Without appreciation of the beauty, there is no literary and artistic creation. As a result, literary translation, as a literary art, is always accompanied by aesthetic activities. Although there are differences in the forms of expression of beauty in different languages, this does not hinder the transmission of the beauty of literary translation because there are some similarities in aesthetic characteristics and aesthetic interests. Translation aesthetics opens up a new path for translation studies from the perspective of Chinese traditional aesthetics. By virtue of this commonality, the translator recreates the aesthetic characteristics and aesthetic interests of the original with the target language so that the reader can get the same aesthetic feeling.
According to Pienkos (2003, p. 388), a translator needs accuracy, diligence, good ability to handle the stress and also excellent memory to do the translation. However, many people think lightly about translation. They think that translation is just change words and sentences from one language into another language. Practically, a translator should have enough knowledge about the concept and the structure of the source language and the target language so they can change it in the equivalent meaning in the target language. Koller (1995, p. 196) said that a translation is the process of transposing the source language to the target language which has a relationship which is defined as equivalence relation.
Translators have to decide on the importance given to certain cultural aspects and to what extent it is necessary to translate them into the target language. When translating such a text, translators must be aware not only of the purely lexical nature of the text, but also of an equally basic issue of understanding the social, economic, political, and cultural contexts, which lend connotative aspects of multi-meanings to words. Carelessness treatment of these contexts may result in the breaking of peaceful coexistence among people of different
Thus we can distinguish between literary and informative translation, on the one hand, and between written and oral translation (or interpretation), on the other hand. Literary translation deals with literary texts, i.e. works of fiction or poetry whose main function is to make an emotional or aesthetic impression upon the reader. Their communicative value depends, first and foremost, on their artistic quality and the translator’s primary task is to reproduce this quality in translation. Informative translation is rendering into the target language non-literary texts, the main purpose of which is to convey a certain amount of ideas, to inform the reader.
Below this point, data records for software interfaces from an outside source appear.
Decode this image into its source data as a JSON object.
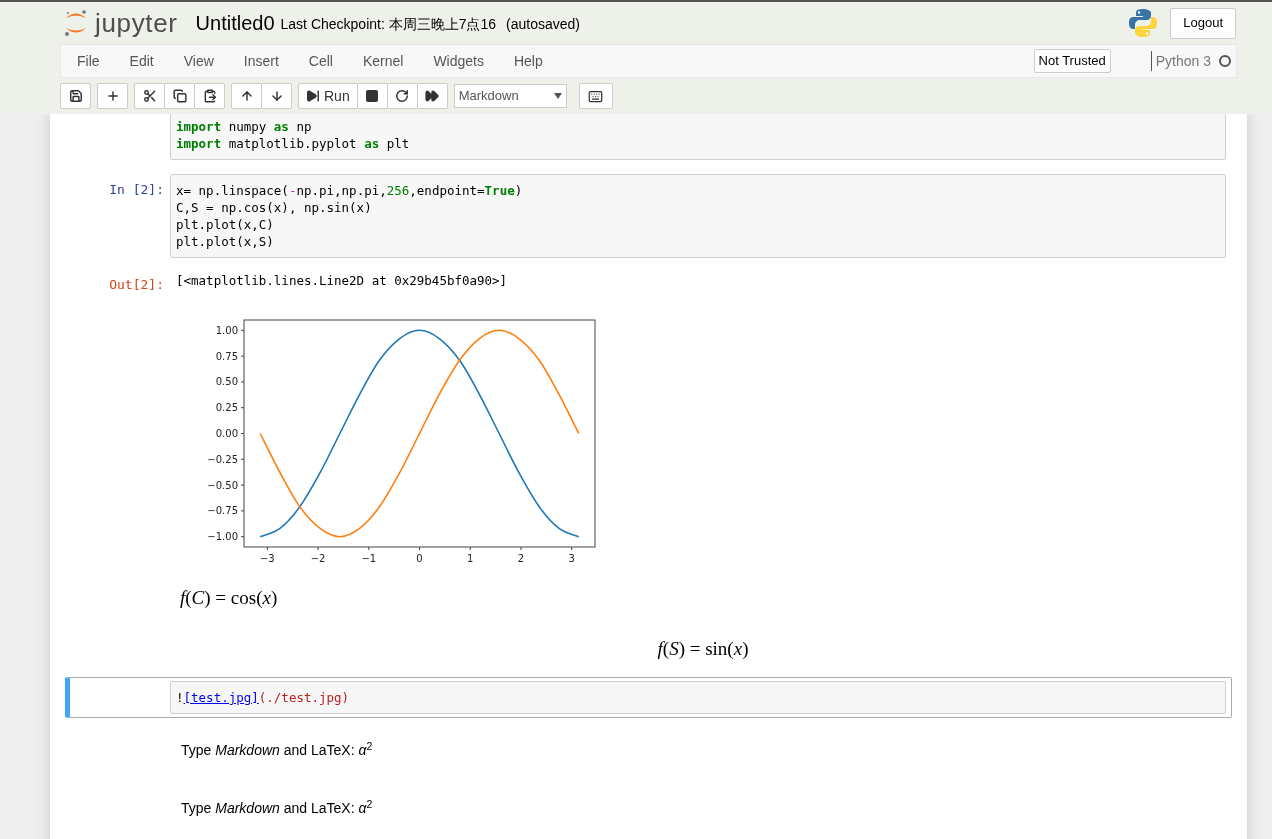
{
  "header": {
    "logo_text": "jupyter",
    "notebook_name": "Untitled0",
    "checkpoint": "Last Checkpoint: 本周三晚上7点16",
    "autosave": "(autosaved)",
    "logout": "Logout"
  },
  "menu": [
    "File",
    "Edit",
    "View",
    "Insert",
    "Cell",
    "Kernel",
    "Widgets",
    "Help"
  ],
  "trust": "Not Trusted",
  "kernel": {
    "name": "Python 3",
    "busy": false
  },
  "toolbar": [
    [
      {
        "kind": "save"
      }
    ],
    [
      {
        "kind": "plus"
      }
    ],
    [
      {
        "kind": "cut"
      },
      {
        "kind": "copy"
      },
      {
        "kind": "paste"
      }
    ],
    [
      {
        "kind": "up"
      },
      {
        "kind": "down"
      }
    ],
    [
      {
        "kind": "run",
        "label": "Run"
      },
      {
        "kind": "stop"
      },
      {
        "kind": "restart"
      },
      {
        "kind": "fast-forward"
      }
    ]
  ],
  "cell_type": "Markdown",
  "cells": [
    {
      "kind": "code",
      "selected": false,
      "lines": [
        [
          {
            "kind": "kw",
            "text": "import"
          },
          {
            "kind": "plain",
            "text": " numpy "
          },
          {
            "kind": "kw",
            "text": "as"
          },
          {
            "kind": "plain",
            "text": " np"
          }
        ],
        [
          {
            "kind": "kw",
            "text": "import"
          },
          {
            "kind": "plain",
            "text": " matplotlib.pyplot "
          },
          {
            "kind": "kw",
            "text": "as"
          },
          {
            "kind": "plain",
            "text": " plt"
          }
        ]
      ]
    },
    {
      "kind": "code",
      "selected": false,
      "prompt": "In [2]:",
      "lines": [
        [
          {
            "kind": "plain",
            "text": "x= np.linspace("
          },
          {
            "kind": "op",
            "text": "-"
          },
          {
            "kind": "plain",
            "text": "np.pi,np.pi,"
          },
          {
            "kind": "num",
            "text": "256"
          },
          {
            "kind": "plain",
            "text": ",endpoint="
          },
          {
            "kind": "kw",
            "text": "True"
          },
          {
            "kind": "plain",
            "text": ")"
          }
        ],
        [
          {
            "kind": "plain",
            "text": "C,S = np.cos(x), np.sin(x)"
          }
        ],
        [
          {
            "kind": "plain",
            "text": "plt.plot(x,C)"
          }
        ],
        [
          {
            "kind": "plain",
            "text": "plt.plot(x,S)"
          }
        ]
      ]
    },
    {
      "kind": "output",
      "selected": false,
      "prompt": "Out[2]:",
      "text": "[<matplotlib.lines.Line2D at 0x29b45bf0a90>]"
    },
    {
      "kind": "plot",
      "selected": false,
      "chart_data": {
        "type": "line",
        "x": [
          -3.14,
          -2.75,
          -2.36,
          -1.96,
          -1.57,
          -1.18,
          -0.79,
          -0.39,
          0,
          0.39,
          0.79,
          1.18,
          1.57,
          1.96,
          2.36,
          2.75,
          3.14
        ],
        "series": [
          {
            "color": "#1f77b4",
            "values": [
              -1,
              -0.92,
              -0.71,
              -0.38,
              0,
              0.38,
              0.71,
              0.92,
              1,
              0.92,
              0.71,
              0.38,
              0,
              -0.38,
              -0.71,
              -0.92,
              -1
            ]
          },
          {
            "color": "#ff7f0e",
            "values": [
              0,
              -0.38,
              -0.71,
              -0.92,
              -1,
              -0.92,
              -0.71,
              -0.38,
              0,
              0.38,
              0.71,
              0.92,
              1,
              0.92,
              0.71,
              0.38,
              0
            ]
          }
        ],
        "xlim": [
          -3.46,
          3.46
        ],
        "ylim": [
          -1.1,
          1.1
        ],
        "xticks": [
          {
            "value": -3,
            "label": "−3"
          },
          {
            "value": -2,
            "label": "−2"
          },
          {
            "value": -1,
            "label": "−1"
          },
          {
            "value": 0,
            "label": "0"
          },
          {
            "value": 1,
            "label": "1"
          },
          {
            "value": 2,
            "label": "2"
          },
          {
            "value": 3,
            "label": "3"
          }
        ],
        "yticks": [
          {
            "value": 1,
            "label": "1.00"
          },
          {
            "value": 0.75,
            "label": "0.75"
          },
          {
            "value": 0.5,
            "label": "0.50"
          },
          {
            "value": 0.25,
            "label": "0.25"
          },
          {
            "value": 0,
            "label": "0.00"
          },
          {
            "value": -0.25,
            "label": "−0.25"
          },
          {
            "value": -0.5,
            "label": "−0.50"
          },
          {
            "value": -0.75,
            "label": "−0.75"
          },
          {
            "value": -1,
            "label": "−1.00"
          }
        ]
      }
    },
    {
      "kind": "math",
      "selected": false,
      "centered": false,
      "text": "*f*(*C*) = cos(*x*)"
    },
    {
      "kind": "math",
      "selected": false,
      "centered": true,
      "text": "*f*(*S*) = sin(*x*)"
    },
    {
      "kind": "markdown_source",
      "selected": true,
      "lines": [
        [
          {
            "kind": "plain",
            "text": "!"
          },
          {
            "kind": "link",
            "text": "[test.jpg]"
          },
          {
            "kind": "str",
            "text": "(./test.jpg)"
          }
        ]
      ]
    },
    {
      "kind": "markdown",
      "selected": false,
      "text": "Type *Markdown* and LaTeX: *α*$^{2}$"
    },
    {
      "kind": "markdown",
      "selected": false,
      "text": "Type *Markdown* and LaTeX: *α*$^{2}$"
    }
  ]
}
For instance, it is only the human translator who is able of interpreting certain cultural components that may exist in the source text and that cannot be translated in terms of equivalent terms, just like what automatic translation does, into the language of the target text. In addition, it is widely agreed upon that one of the most difficult tasks in the act of translation is how to keep the same effect left by the source text in the target text. The automatic translation, in this regard, has proved its weakness, most of the time, when compared with a human translation. The human translator is the only subject in a position to understand the different cultural, linguistic and semantic factors contributing to leaving the same effect that is left in the source text, in the target